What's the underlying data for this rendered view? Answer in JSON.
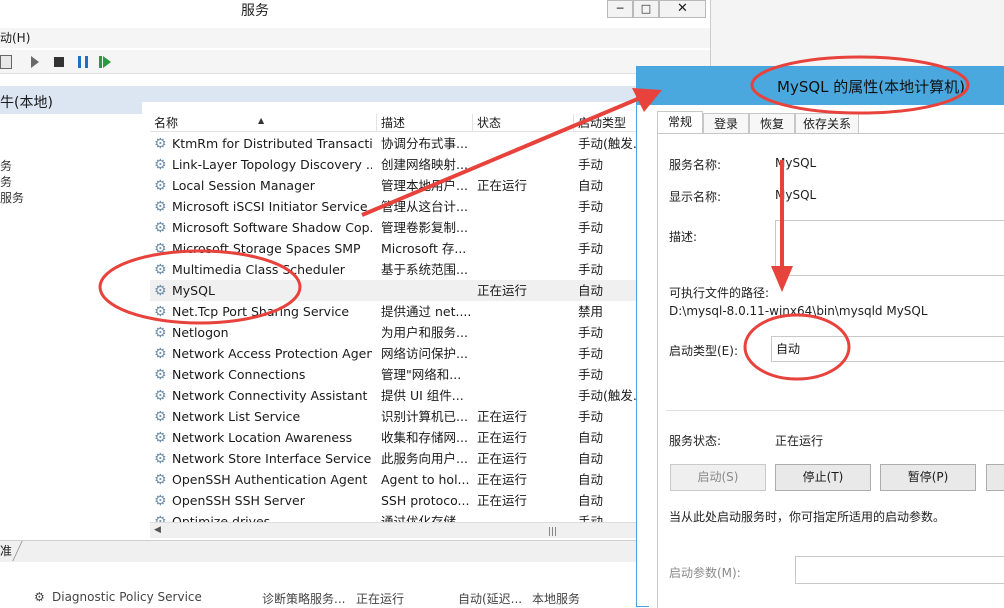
{
  "window": {
    "title": "服务",
    "buttons": {
      "minimize": "─",
      "maximize": "□",
      "close": "✕"
    }
  },
  "menu": {
    "action": "动(H)"
  },
  "left_panel": {
    "title": "牛(本地)",
    "fragments": [
      "务",
      "务",
      "服务"
    ]
  },
  "list": {
    "columns": [
      "名称",
      "描述",
      "状态",
      "启动类型"
    ],
    "rows": [
      {
        "name": "KtmRm for Distributed Transacti...",
        "desc": "协调分布式事...",
        "status": "",
        "start": "手动(触发..."
      },
      {
        "name": "Link-Layer Topology Discovery ...",
        "desc": "创建网络映射...",
        "status": "",
        "start": "手动"
      },
      {
        "name": "Local Session Manager",
        "desc": "管理本地用户...",
        "status": "正在运行",
        "start": "自动"
      },
      {
        "name": "Microsoft iSCSI Initiator Service",
        "desc": "管理从这台计...",
        "status": "",
        "start": "手动"
      },
      {
        "name": "Microsoft Software Shadow Cop...",
        "desc": "管理卷影复制...",
        "status": "",
        "start": "手动"
      },
      {
        "name": "Microsoft Storage Spaces SMP",
        "desc": "Microsoft 存...",
        "status": "",
        "start": "手动"
      },
      {
        "name": "Multimedia Class Scheduler",
        "desc": "基于系统范围...",
        "status": "",
        "start": "手动"
      },
      {
        "name": "MySQL",
        "desc": "",
        "status": "正在运行",
        "start": "自动"
      },
      {
        "name": "Net.Tcp Port Sharing Service",
        "desc": "提供通过 net....",
        "status": "",
        "start": "禁用"
      },
      {
        "name": "Netlogon",
        "desc": "为用户和服务...",
        "status": "",
        "start": "手动"
      },
      {
        "name": "Network Access Protection Agent",
        "desc": "网络访问保护...",
        "status": "",
        "start": "手动"
      },
      {
        "name": "Network Connections",
        "desc": "管理\"网络和...",
        "status": "",
        "start": "手动"
      },
      {
        "name": "Network Connectivity Assistant",
        "desc": "提供 UI 组件...",
        "status": "",
        "start": "手动(触发..."
      },
      {
        "name": "Network List Service",
        "desc": "识别计算机已...",
        "status": "正在运行",
        "start": "手动"
      },
      {
        "name": "Network Location Awareness",
        "desc": "收集和存储网...",
        "status": "正在运行",
        "start": "自动"
      },
      {
        "name": "Network Store Interface Service",
        "desc": "此服务向用户...",
        "status": "正在运行",
        "start": "自动"
      },
      {
        "name": "OpenSSH Authentication Agent",
        "desc": "Agent to hol...",
        "status": "正在运行",
        "start": "自动"
      },
      {
        "name": "OpenSSH SSH Server",
        "desc": "SSH protoco...",
        "status": "正在运行",
        "start": "自动"
      },
      {
        "name": "Optimize drives",
        "desc": "通过优化存储...",
        "status": "",
        "start": "手动"
      }
    ]
  },
  "tabs": {
    "extended": "准"
  },
  "bottom_row": {
    "name": "Diagnostic Policy Service",
    "desc": "诊断策略服务...",
    "status": "正在运行",
    "start": "自动(延迟...",
    "logon": "本地服务"
  },
  "props": {
    "title": "MySQL 的属性(本地计算机)",
    "tabs": [
      "常规",
      "登录",
      "恢复",
      "依存关系"
    ],
    "service_name_label": "服务名称:",
    "service_name": "MySQL",
    "display_name_label": "显示名称:",
    "display_name": "MySQL",
    "description_label": "描述:",
    "exe_path_label": "可执行文件的路径:",
    "exe_path": "D:\\mysql-8.0.11-winx64\\bin\\mysqld MySQL",
    "startup_type_label": "启动类型(E):",
    "startup_type": "自动",
    "status_label": "服务状态:",
    "status": "正在运行",
    "buttons": {
      "start": "启动(S)",
      "stop": "停止(T)",
      "pause": "暂停(P)"
    },
    "hint": "当从此处启动服务时，你可指定所适用的启动参数。",
    "param_label": "启动参数(M):"
  },
  "colors": {
    "accent": "#4aa8de",
    "annotation": "#e8423c"
  },
  "icons": {
    "service": "gear-icon"
  }
}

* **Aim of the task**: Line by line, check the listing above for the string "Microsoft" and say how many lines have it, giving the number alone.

* **Result of this exercise**: 4